So, here are my own rankings of literary journals with the following caveats:
1. These rankings are totally subjective, but at least I can admit it.
2. My only methodology is answering this question: Have I read a short story/essay in this journal that I loved? How often did that happen, holistically, speaking? In other words, this ranking privileges fiction because that's what I do. I can envision an entirely separate ranking for other genres, I'm just not qualified enough to do so
3. They're not actually rankings. In fact, I'm going to list them randomly in order to deprivilege the journals that are listed earlier in the list
4. This list is intentionally incomplete. I'm not comfortable including journals I haven't read, but I encourage all of you to make our own "ranking" that fits your own personal experience if you have a blog, or a friend who can't talk back
Here they are:
I am writing to let you know that Bob Fogarty, the Antioch Review editor, is trying to reach you. He sent you an email and called as well. Perhaps you can try to reach him at ***-***-****.
Thanks for the call. I read your story and want to take it for AR. I will call this afternoon.

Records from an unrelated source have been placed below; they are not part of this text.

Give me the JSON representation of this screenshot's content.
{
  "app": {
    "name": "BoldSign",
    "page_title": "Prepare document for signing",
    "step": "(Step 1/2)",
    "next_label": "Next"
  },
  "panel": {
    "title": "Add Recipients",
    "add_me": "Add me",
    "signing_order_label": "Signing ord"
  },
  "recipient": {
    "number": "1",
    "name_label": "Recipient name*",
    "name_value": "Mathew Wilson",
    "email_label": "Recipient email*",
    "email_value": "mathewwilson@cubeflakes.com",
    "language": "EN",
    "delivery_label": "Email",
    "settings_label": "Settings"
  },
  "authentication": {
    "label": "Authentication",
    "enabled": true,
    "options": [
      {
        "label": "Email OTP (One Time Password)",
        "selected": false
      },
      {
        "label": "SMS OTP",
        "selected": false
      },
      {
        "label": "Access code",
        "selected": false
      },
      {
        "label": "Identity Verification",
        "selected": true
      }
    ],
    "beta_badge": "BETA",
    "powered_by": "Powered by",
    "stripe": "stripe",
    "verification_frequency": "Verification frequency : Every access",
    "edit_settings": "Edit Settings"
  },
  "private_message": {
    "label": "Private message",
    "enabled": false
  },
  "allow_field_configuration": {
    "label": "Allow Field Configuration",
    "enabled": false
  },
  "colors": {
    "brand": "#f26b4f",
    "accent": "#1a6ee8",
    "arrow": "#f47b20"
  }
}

Later on, he called me + we did talk for a good twenty minutes about David St. Jean, who was the former poetry editor at the Antioch Review (my first year at USC, I took this amazing interdisciplinary graduate seminar with David St. Jean + Frank Tichelli, a class where poets wrote a series of poems, ending in a complete poetic cycle, + then composers set those lyrics to music + finally MA + PhD musical performance students performed the music with your words--fucking amazing). Then, we talked about Tom, Aimee, Rogers Park (where I live now, what I called a little Berkeley + Bob called a little Brooklyn), how walkable Chicago is, how great its mass transit is + about how creative programs are slowly being devoured by English Departments (Read: Columbia College). And then at the end of all of that, Bob told me he really liked the energy, voice + intensity of my short story "The Blue Men inside My Head," + thought the length was appropriate for the subject matter + that he'd be happy to publish it in the Antioch Review. Again, if I'd received the above email, the suspense wouldn't have suffocated me so much! Still, I was so excited I almost came in my pants. Fortunately, I recovered + told him I was really flattered/excited/happy to finally get a piece in his journal.
What I've got going for me:
1. I've already published stories from this collection in the Kenyon Review, Quarterly West, ZYZZYVA, Stand Magazine, 3:am Magazine, Connecticut Review + the Notre Dame Review, so at least I've got that going for me.
2. Graywolf publishes a number of translations + likes writing that is both part of + is also conscious of the greater world surrounding the story + my stories take place in:
3. My collection is mostly straight-up narrative, but there's also some flash fiction, conceptual/experimental short stories + two interlocked, language-driven pieces, so my collection has an amazing aesthetic variety.
4. Graywolf seemed to appreciate BLANK, so maybe, just maybe, they'll remember me.
Do any of these things guarantee a single goddamn thing in terms of getting published? Fuck no! Am I deterred? No! Should I be? Fuck yeah!
But that's just how I do.